Of these, as the former Archbishop of Canterbury Rowan Williams writes, “the Christian Church is quite simply the most extensive and enduring, whether in the form of the Western Papacy or of the 'Byzantine Commonwealth', the network of cultural and spiritual connections in Eastern Europe linked to the new Roman Empire centred on Constantinople”. [V]
Nor was this limited to the remnants of the imperial legacy in East and West. In the face of a sustained onslaught from pagan Viking tribes and Islamic armies, Christendom resisted and even expanded to new areas such as the British Isles. For example, in the 10th century King Alfred and especially his grandson King Athelstan created the first pan-British Christian kingdom that united the pagan Vikings from Scandinavia with the Anglo-Saxons. Athelstan established the first assemblies or proto-parliaments and rendered laws more humane, e.g. by ending the execution of minors. All this was hugely significant for the survival and later flourishing of Christendom in East and West.

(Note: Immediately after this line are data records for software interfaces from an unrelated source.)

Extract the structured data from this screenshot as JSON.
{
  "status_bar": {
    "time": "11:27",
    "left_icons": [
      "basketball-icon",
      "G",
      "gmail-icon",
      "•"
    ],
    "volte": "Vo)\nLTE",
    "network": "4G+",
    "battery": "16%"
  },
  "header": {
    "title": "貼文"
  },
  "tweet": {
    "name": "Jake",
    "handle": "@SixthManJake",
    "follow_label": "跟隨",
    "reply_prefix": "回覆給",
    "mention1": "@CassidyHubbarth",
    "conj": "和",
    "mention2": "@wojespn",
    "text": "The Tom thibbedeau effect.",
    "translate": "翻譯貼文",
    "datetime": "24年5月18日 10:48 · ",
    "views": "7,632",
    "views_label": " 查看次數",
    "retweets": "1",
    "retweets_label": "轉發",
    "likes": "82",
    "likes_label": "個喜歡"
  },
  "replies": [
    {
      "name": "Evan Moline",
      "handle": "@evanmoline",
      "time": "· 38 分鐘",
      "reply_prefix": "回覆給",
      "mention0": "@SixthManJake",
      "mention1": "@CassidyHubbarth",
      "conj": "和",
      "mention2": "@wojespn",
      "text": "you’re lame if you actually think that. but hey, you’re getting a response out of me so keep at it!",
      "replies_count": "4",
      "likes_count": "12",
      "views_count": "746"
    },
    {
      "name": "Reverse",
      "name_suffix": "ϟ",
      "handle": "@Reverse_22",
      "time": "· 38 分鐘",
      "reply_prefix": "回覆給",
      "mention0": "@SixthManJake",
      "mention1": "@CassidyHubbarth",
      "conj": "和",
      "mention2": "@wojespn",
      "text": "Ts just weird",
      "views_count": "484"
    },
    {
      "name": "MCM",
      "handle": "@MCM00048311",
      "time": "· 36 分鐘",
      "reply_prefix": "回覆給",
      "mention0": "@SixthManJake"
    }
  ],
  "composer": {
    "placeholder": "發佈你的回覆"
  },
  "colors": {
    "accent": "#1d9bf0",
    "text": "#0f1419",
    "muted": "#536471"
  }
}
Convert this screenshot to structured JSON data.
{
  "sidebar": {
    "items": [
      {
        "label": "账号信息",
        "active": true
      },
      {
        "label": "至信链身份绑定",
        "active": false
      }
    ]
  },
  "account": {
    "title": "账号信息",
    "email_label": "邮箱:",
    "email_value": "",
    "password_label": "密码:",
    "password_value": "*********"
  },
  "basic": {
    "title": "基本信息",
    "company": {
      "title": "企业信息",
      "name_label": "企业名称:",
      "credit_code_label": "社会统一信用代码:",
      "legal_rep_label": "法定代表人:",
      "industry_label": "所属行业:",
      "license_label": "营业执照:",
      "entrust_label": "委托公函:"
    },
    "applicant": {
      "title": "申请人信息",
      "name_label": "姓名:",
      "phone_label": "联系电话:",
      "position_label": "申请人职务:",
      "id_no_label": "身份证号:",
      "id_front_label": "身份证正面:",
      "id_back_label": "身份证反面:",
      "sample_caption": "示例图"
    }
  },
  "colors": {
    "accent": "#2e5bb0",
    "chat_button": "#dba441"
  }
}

Nor are Christian principles and practices somehow Eurocentric. On the contrary, they have always reflected universal principles and embodied them in particular practices – charity, the dignity of the person, constitutional rule, the free and complex space of intermediary institutions such as guilds or universities, as well as limits on both state and market power.
In this essay on the European civilisational space, I have rejected a purely formalistic and procedural approach in favour of a substantive vision in which all parts of Europe share. For purely legal and contractual arrangements end up producing its own opposite – namely the domination of the powerful and the wealthy. By contrast, a form of virtuous guardianship upholds the notion of a shared, substantive humanity that is compatible with different degrees of development in different areas of society. Secular, liberal countries have often become atomised, impersonal, anonymous and uncaring, whereas more traditional countries in Europe and beyond retain a much stronger sense of dignity, celebration, popular culture, public generosity and hospitality. It is those virtues that European civilisation should learn from in other cultures.
[I] See Adrian Pabst, ‘The Paradox of Faith: Religion beyond secularization and de-secularization’, in Craig Calhoun and Georgi Derlugian (eds.), The Deepening Crisis. Governance Challenges after Neoliberalism (New York: New York University Press, 2011), pp. 157-182.
[II] Jan Zielonka, Europe as Empire: The Nature of the Enlarged European Union (Oxford: Oxford University Press, 2006); and ‘Europe as a global actor: empire by example?’, International Affairs, Vol. 84, no. 3 (2008): 471-484.
[III] John Robertson, The Case for the Enlightenment: Scotland and Naples 1680-1760 (Cambridge: Cambridge University Press, 2005).
[IV] Martin Wight, Systems of States (Leicester: Leicester University Press, 1977), p. 152; cf. Ludwig Dehio, The Precarious Balance. Four Centuries of the European Power Struggle, tr. C. Fulman (New York: Alfred A. Knopf, 1962), esp. p. 23.
[V] Archbishop Rowan Williams, ‘Religion culture diversity and tolerance – shaping the new Europe,’ address given in Brussels, 7 November 2005, at http://www.archbishopofcanterbury.org/articles.php/1179/religion-culture-diversity-and-tolerance-shaping-the-new-europe-address-at-the-european-policy-centr; see also Dmitry Obolensky, The Byzantine Commonwealth: Eastern Europe, 500-1453 (London: Sphere Books, 1974).